Two polarization modes have different propagation constants in a PMF. Beat length (LB) is the length where the accumulated phase difference reaches 2π, and is provided as:

\( \mathrm{L_B (m)} = \left( \displaystyle{\frac{2π}{Δβ}} \right) = \left( \displaystyle{\frac{\lambda_0}{\mathrm{B_m}}} \right) \).

Beat length is another way to quantify the amount of birefringence, and is inversely proportional to birefringence. The larger the birefringence becomes, the shorter the beat length becomes.

Slow axis and fast axis

There are two polarization modes in a PMF; one polarized along the x-axis and the other polarized along the y-axis. The propagation constants of these two modes are different, and the polarization direction of a mode with the larger propagation constant is called the slow axis, as the phase velocity of the mode is slower than the other. And the polarization direction of a mode with the smaller propagation constant is called the fast axis. Figure 4 shows the slow axis and fast axis of an elliptical-core fiber and PANDA fiber.

The polarization mode polarized along the slow axis is usually more well confined and robust against external perturbations; and thus is more often used.

 

Figure 4: Slow axis and fast axis of elliptical-core and PANDA fiber.

Polarization Crosstalk

Quantifying polarization crosstalk is one of the most important task for characterization of a PMF. It is usually measured by launching linearly polarized light aligned to one of the polarization axis and measure the crosstalk at the output (see Figure 5), and is provided by the following formula:

\( \mathrm{Crosstalk (dB)} = \log_{10} \left( \displaystyle{\frac{P_1}{P_0}} \right) \),

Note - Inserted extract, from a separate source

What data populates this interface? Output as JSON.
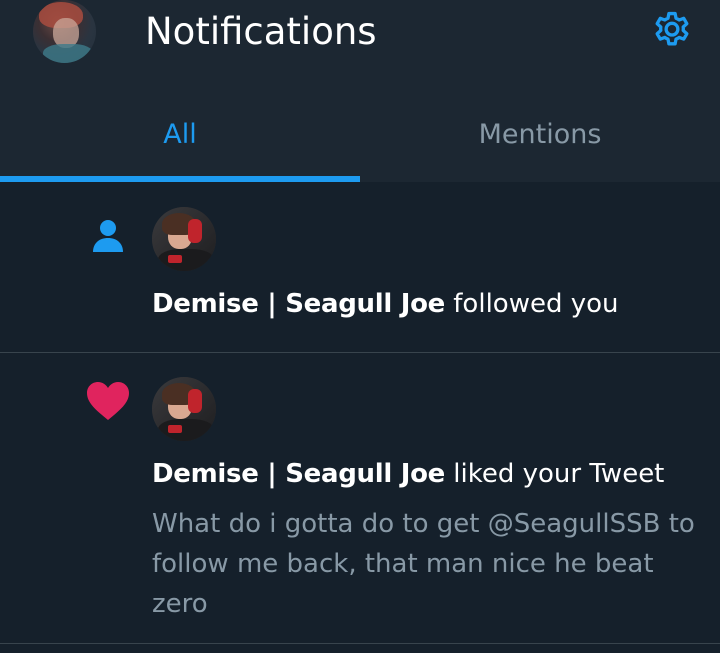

where P0 is the power of the main polarization mode (at the output), and P1 is the power of the unwanted polarization mode produced by polarization crosstalk.

Figure 5: Schematic of polarization crosstalk measurement.

Reference

1.
M. J. Steel et al., “Symmetry and degeneracy in microstructured optical fibers,” Opt. Lett. 26(8), 488–490 (2001) [http://doi.org/doi:10.1364/OL.26.000488].
1.
M. Varnham et al., “Analytic solution for the birefringence produced by thermal stress in polarization-maintaining optical fibers,” Journal of Lightwave Technology 1(2), 332–339 (1983) [http://doi.org/10.1109/JLT.1983.1072123].
1.
Y. Sasaki et al., “Polarization-maintaining and absorption-reducing fibers,” in Optical Fiber Communication (1982), paper ThCC6, p. ThCC6, Optical Society of America (1982) [http://doi.org/10.1364/OFC.1982.ThCC6].
1.
C. Yeh, “Elliptical Dielectric Waveguides,” Journal of Applied Physics 33(11), 3235–3243 (1962) [http://doi.org/10.1063/1.1931144].
1.
I. Kaminow, “Polarization in optical fibers,” IEEE Journal of Quantum Electronics 17(1), 15–22 (1981) [http://doi.org/10.1109/JQE.1981.1070626].
1.
M. P. Varnham et al., “Single-polarisation operation of highly birefringent bow-tie optical fibres,” Electronics Letters 19(7), 246–247 (1983) [http://doi.org/10.1049/el:19830169].
1.
J. Noda, K. Okamoto, and Y. Sasaki, “Polarization-maintaining fibers and their applications,” Lightwave Technology, Journal of 4(8), 1071–1089 (1986) [http://doi.org/10.1109/JLT.1986.1074847].
1.
K. Okamoto, T. Hosaka, and T. Edahiro, “Stress analysis of optical fibers by a finite element method,” Quantum Electronics, IEEE Journal of 17(10), 2123–2129 (1981) [http://doi.org/10.1109/JQE.1981.1070652].